> [WHAT THE TASK ASKS]
Report every line below that has the string "screenshot" in it.

> [AVAILABLE DATA]
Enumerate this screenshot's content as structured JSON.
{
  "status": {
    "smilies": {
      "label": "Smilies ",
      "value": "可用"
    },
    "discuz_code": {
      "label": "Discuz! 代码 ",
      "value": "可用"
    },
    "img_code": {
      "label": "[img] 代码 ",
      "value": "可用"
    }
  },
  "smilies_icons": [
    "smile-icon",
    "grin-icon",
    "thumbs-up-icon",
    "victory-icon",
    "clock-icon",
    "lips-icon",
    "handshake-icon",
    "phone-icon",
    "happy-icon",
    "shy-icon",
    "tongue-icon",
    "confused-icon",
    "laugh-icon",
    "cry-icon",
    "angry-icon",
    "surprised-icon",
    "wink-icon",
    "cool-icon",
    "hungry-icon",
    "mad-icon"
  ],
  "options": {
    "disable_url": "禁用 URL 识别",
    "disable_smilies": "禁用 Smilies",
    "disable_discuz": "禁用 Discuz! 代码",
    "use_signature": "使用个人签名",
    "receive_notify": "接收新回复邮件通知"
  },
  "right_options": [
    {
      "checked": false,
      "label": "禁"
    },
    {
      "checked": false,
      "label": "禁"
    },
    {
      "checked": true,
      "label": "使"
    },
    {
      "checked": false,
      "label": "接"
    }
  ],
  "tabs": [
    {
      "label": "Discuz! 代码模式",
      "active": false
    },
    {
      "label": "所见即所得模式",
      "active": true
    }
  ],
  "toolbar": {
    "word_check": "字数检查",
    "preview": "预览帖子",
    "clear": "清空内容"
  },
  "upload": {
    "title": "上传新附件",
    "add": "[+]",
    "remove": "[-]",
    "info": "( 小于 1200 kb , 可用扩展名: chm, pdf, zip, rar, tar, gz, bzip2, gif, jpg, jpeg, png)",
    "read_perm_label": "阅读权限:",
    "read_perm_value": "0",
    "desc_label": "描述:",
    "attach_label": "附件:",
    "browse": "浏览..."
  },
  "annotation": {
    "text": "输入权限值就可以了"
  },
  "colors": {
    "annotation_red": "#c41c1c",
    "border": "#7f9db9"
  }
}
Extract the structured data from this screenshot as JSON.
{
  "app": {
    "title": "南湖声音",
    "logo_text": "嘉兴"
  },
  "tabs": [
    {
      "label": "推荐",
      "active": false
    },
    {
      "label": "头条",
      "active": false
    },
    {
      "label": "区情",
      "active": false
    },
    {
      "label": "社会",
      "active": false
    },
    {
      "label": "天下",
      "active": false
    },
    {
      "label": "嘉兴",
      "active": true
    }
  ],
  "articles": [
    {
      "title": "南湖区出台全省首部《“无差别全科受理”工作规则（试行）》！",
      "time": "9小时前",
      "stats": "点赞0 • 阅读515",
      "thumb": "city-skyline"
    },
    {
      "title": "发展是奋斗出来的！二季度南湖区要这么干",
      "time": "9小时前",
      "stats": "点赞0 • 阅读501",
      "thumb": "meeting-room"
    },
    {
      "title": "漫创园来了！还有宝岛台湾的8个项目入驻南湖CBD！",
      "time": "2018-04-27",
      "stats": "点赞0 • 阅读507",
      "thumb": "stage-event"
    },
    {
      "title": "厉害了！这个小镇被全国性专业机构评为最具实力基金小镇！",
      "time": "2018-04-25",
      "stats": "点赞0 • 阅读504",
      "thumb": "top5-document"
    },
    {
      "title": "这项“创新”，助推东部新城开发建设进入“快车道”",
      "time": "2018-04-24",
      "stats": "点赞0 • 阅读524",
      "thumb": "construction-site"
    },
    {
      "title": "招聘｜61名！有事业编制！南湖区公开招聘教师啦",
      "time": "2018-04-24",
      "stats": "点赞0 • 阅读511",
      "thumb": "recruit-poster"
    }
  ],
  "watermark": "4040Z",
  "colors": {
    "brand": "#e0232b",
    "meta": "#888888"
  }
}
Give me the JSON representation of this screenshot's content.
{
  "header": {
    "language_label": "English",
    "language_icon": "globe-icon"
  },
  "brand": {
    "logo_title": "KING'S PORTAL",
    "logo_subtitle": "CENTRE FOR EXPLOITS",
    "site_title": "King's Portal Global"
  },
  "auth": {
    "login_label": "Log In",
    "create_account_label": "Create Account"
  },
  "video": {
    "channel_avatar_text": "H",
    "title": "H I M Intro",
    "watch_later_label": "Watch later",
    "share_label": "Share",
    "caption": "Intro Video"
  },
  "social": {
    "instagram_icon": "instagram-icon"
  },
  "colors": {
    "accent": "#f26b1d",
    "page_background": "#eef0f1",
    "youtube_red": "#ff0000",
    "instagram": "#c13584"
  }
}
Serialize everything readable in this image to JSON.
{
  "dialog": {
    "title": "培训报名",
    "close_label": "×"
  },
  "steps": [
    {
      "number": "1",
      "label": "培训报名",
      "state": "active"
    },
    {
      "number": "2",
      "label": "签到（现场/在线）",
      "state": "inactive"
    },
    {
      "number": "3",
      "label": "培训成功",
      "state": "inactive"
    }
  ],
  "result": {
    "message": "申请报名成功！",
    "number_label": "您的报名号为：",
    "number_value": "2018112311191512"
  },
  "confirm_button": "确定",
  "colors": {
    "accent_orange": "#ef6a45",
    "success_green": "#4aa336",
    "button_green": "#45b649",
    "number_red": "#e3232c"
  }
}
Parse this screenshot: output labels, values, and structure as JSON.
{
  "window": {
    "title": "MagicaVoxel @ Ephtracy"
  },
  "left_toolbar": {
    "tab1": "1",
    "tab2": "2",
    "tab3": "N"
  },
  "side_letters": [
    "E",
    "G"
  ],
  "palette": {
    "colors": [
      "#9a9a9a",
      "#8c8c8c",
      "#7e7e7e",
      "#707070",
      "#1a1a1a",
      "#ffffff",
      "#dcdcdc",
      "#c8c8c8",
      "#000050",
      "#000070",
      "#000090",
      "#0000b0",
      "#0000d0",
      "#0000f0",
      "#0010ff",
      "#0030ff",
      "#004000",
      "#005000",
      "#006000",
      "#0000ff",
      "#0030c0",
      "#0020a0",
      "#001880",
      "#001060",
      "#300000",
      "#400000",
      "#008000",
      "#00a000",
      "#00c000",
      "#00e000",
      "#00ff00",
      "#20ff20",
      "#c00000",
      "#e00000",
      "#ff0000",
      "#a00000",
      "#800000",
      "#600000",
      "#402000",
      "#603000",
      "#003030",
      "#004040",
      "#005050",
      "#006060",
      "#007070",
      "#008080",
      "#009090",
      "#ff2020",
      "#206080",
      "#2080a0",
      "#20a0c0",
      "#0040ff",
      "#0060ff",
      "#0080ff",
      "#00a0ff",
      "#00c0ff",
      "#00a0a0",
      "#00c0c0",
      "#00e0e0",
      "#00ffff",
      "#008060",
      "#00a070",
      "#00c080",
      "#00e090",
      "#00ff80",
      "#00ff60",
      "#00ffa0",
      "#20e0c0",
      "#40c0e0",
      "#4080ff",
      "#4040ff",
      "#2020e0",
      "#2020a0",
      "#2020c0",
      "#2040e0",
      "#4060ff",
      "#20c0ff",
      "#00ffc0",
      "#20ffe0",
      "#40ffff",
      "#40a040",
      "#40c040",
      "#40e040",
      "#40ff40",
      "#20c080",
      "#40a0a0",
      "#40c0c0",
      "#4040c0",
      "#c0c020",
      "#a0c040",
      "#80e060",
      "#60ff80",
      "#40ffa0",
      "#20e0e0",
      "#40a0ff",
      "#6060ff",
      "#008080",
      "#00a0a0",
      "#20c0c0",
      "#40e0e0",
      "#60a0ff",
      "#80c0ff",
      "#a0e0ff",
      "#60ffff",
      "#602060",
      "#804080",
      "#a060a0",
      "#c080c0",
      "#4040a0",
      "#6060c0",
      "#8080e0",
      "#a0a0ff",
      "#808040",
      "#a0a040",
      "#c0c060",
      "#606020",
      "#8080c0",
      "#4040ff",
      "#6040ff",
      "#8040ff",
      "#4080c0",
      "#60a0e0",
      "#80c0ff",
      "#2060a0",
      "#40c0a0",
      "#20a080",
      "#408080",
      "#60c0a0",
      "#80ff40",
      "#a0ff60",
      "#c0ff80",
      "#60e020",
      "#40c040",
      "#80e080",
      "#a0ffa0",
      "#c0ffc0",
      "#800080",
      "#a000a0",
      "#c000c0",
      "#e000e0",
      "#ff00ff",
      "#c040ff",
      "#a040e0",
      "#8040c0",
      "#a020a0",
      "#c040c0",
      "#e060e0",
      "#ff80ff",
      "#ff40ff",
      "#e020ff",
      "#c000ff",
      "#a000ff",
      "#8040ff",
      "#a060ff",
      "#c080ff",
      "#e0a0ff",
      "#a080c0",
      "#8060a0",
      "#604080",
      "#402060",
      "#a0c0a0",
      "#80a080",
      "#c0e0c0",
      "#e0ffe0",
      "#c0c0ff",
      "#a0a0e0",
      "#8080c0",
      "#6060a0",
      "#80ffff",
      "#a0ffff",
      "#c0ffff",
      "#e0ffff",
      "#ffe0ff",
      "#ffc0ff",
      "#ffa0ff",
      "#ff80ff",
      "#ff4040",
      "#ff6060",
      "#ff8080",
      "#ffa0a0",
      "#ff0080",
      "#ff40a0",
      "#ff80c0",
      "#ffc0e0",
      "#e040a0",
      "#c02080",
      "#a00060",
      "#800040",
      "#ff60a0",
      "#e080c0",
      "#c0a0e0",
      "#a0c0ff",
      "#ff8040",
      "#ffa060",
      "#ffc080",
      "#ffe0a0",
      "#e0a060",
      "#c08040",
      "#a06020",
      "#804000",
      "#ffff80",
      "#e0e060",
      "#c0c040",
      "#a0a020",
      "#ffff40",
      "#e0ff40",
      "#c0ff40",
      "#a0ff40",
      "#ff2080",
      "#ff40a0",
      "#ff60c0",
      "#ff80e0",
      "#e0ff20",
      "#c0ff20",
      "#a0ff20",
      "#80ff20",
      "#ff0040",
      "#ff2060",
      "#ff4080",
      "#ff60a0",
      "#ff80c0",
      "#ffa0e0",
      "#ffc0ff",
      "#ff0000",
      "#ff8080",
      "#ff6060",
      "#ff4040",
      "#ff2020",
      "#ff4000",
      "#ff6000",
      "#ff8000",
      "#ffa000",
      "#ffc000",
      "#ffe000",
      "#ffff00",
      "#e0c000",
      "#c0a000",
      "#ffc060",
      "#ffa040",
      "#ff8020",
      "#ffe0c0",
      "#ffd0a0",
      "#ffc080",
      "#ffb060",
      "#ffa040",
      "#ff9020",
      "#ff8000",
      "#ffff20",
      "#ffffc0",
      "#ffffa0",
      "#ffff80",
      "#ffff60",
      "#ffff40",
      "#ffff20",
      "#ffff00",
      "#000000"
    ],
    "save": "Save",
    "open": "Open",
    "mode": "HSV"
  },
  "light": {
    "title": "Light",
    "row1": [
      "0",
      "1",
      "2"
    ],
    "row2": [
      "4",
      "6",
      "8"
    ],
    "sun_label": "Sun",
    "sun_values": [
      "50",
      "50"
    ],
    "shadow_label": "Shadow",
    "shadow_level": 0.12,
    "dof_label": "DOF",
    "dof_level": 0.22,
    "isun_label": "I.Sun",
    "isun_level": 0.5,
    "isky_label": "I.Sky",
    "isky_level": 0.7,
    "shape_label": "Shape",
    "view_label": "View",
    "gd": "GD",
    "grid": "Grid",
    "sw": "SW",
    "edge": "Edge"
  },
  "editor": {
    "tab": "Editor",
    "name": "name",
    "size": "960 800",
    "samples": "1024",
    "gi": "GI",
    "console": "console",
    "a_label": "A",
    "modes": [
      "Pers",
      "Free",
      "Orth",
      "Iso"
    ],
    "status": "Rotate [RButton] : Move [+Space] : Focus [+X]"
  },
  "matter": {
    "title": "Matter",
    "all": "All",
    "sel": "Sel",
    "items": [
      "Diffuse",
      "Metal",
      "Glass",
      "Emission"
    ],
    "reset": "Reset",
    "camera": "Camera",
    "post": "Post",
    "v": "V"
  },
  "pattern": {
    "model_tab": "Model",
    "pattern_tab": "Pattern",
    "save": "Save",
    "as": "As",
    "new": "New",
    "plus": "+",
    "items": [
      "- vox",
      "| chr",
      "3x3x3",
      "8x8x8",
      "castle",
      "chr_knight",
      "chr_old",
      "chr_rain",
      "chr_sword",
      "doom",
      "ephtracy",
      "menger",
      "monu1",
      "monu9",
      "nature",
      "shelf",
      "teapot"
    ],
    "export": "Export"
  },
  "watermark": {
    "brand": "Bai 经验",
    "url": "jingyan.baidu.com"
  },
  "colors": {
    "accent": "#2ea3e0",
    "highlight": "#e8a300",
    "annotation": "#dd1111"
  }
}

> [REPLY TO THE TASK]
Enumerate this screenshot's content as structured JSON.
Extract the structured data from this screenshot as JSON.
Give me the JSON representation of this screenshot's content.
Parse this screenshot: output labels, values, and structure as JSON.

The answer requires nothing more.